Many owners report their pets displaying more traditionally intelligent behaviors, such as:
- Recognizing the sound of an owner’s voice.
- Learn to come over with the promise of food.
- Responding to sounds, such as chirping back when their owners chirp at them.
There’s little scientific evidence to support this directly.
Can You Train A Hermit Crab?
With reports from owners, it’s suggested that pet hermit crabs can undergo very basic training. However, they’re not intelligent enough to learn advanced tricks.
Instead, you can ‘train’ a hermit crab by reinforcing certain habits with the reward of food.
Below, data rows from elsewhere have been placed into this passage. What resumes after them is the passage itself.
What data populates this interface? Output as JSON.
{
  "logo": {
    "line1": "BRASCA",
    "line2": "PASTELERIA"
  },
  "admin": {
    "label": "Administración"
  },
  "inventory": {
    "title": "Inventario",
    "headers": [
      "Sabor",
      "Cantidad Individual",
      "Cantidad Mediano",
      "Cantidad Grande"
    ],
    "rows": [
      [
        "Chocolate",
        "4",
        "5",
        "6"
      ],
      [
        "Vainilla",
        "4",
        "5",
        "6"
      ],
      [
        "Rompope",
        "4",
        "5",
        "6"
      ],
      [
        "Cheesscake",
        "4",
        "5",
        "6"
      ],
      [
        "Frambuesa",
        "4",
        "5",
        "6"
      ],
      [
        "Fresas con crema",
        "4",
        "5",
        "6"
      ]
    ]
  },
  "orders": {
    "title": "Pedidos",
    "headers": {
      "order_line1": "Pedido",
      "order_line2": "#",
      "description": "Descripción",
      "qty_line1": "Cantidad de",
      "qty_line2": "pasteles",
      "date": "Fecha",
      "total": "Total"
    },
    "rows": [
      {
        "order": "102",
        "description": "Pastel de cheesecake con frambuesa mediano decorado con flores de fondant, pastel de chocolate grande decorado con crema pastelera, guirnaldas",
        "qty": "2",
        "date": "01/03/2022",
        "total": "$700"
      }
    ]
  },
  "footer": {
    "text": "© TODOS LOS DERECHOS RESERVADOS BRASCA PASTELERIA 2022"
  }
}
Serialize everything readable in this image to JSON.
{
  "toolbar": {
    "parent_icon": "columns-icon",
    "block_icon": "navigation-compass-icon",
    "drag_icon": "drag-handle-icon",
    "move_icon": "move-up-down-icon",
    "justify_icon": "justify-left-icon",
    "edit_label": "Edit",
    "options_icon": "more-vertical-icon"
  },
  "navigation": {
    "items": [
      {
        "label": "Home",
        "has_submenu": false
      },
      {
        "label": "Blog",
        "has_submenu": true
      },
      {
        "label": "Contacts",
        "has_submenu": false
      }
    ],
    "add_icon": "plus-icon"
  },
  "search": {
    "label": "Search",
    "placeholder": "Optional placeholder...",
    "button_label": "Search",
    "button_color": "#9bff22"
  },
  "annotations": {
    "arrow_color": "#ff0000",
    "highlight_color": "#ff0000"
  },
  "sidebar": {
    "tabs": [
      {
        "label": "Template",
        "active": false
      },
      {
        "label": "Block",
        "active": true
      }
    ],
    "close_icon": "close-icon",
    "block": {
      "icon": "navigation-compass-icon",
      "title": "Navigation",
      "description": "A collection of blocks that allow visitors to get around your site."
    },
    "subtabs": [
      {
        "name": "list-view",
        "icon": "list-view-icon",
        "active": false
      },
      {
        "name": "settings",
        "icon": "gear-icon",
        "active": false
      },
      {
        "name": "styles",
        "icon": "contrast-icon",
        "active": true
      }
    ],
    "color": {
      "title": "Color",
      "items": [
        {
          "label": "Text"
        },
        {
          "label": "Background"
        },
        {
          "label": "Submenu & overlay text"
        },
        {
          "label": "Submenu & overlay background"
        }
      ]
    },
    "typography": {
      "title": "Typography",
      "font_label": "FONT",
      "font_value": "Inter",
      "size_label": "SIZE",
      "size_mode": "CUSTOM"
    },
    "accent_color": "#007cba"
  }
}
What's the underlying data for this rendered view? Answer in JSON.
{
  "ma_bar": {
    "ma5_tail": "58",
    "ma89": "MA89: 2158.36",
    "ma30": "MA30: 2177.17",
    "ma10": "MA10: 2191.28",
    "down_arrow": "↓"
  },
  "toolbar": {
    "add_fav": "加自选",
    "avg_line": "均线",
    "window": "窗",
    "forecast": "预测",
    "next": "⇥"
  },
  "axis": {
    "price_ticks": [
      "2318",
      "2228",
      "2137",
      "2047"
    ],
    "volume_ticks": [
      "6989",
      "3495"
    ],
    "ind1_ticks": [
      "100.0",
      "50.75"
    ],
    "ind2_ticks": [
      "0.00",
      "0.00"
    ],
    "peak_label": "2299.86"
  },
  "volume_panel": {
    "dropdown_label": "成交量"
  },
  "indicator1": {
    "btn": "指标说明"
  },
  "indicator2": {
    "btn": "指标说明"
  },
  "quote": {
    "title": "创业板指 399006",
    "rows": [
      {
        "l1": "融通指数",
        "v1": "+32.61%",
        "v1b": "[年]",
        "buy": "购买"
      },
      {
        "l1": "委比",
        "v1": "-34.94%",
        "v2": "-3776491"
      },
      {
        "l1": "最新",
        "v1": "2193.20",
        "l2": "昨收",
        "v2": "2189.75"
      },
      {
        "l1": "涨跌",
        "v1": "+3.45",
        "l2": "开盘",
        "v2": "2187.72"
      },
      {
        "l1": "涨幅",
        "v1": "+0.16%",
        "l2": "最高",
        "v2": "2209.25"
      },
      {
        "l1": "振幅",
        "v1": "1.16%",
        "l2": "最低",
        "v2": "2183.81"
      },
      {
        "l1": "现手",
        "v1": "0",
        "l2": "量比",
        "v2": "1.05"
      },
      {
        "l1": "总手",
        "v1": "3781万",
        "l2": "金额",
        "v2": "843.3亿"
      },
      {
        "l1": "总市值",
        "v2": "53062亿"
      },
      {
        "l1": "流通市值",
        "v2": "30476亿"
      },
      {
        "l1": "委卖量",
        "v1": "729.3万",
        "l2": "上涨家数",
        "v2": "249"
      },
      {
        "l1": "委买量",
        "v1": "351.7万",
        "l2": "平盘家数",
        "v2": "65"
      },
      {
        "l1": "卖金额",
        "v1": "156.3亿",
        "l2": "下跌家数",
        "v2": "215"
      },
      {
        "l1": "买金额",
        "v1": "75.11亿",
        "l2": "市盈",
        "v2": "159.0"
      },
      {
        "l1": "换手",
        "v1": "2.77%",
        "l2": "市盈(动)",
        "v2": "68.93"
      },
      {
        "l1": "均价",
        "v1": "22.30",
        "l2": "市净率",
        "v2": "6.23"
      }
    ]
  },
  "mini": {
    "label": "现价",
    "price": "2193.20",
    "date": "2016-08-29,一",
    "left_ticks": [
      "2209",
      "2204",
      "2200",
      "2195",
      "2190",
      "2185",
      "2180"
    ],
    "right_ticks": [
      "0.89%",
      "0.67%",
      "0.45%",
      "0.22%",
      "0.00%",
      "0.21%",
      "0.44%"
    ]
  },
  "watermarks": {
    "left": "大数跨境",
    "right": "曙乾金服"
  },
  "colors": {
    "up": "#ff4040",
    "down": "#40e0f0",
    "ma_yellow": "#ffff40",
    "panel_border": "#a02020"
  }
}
In this way, your hermit crab will eventually start to perform that action regularly. Is that because it’s smart enough to make the connection, or is it following food with blind intention?
Hermit crabs may recognize your preferred feeding times or learn to eat from your hand.
Can Hermit Crabs Recognize Their Owners?
There’s no scientific proof that hermit crabs can recognize or remember faces.
However, it’s possible that hermit crabs can learn your tone of voice. Their ability to detect sound at close range allows hermit crabs to respond to danger. After all, their natural predators aren’t always quiet.
A hermit crab may respond to the sound of an owner speaking. If hermit crabs are well settled and rewarded with food upon hearing that sound, they may react positively.
Hermit crabs may not be smart the same way that humans are smart. However, they show a type of intelligence that allows them to adapt and survive.
From a scientific perspective, hermit crabs use their limited brain function to avoid pain, remember dangers, and seek better shells.